** EXCERPTED DATA follows **
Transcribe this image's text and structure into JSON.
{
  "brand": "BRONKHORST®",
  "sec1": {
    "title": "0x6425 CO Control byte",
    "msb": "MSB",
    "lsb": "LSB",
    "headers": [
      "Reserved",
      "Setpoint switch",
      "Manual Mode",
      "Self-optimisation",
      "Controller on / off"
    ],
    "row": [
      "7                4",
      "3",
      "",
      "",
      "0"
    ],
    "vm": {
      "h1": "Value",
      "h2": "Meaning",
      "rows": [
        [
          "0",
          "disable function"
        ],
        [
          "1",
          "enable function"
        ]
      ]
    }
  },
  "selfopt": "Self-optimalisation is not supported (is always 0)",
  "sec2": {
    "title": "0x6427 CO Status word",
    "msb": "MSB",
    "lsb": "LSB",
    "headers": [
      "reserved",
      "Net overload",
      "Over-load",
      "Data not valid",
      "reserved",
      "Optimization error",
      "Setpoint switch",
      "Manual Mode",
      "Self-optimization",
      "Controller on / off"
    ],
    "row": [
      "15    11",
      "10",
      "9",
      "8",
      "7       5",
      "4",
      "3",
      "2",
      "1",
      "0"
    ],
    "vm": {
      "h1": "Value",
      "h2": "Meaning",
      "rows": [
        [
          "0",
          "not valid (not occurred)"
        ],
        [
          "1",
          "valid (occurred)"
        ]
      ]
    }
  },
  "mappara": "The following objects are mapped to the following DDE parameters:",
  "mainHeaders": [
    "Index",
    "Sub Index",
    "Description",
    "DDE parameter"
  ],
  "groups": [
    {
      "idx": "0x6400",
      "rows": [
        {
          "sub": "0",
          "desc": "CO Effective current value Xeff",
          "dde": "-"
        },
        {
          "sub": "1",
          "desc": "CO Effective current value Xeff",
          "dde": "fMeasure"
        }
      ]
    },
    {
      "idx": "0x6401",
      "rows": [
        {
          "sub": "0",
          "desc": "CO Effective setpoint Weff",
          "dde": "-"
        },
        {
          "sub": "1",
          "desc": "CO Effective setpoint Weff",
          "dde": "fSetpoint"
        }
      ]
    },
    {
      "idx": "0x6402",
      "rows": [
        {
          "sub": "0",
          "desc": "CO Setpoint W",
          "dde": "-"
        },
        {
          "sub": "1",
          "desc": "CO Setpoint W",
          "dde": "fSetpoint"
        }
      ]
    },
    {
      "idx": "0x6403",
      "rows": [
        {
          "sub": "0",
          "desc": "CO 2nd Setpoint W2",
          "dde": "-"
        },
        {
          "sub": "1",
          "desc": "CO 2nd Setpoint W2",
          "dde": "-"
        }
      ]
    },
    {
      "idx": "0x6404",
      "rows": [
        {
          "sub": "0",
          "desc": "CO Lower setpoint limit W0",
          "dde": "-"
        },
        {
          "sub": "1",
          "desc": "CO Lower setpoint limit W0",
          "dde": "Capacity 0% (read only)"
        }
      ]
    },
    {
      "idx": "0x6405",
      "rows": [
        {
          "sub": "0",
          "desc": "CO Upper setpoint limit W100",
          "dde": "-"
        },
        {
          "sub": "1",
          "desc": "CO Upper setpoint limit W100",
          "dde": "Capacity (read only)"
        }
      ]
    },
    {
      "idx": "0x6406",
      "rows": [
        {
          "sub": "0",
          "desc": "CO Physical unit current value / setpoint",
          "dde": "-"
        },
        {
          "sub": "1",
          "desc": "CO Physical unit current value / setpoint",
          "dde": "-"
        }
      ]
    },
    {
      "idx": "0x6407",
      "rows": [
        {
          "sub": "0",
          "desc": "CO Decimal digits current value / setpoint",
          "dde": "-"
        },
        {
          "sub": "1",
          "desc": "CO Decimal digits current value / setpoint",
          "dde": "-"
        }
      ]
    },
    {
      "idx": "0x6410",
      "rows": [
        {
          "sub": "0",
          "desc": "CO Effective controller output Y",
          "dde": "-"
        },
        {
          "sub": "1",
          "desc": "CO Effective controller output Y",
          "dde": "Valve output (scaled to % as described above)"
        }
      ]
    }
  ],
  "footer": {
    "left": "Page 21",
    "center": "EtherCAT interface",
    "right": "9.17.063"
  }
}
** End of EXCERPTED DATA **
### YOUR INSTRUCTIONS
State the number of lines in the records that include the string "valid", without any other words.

### COMPLETED EXERCISE
3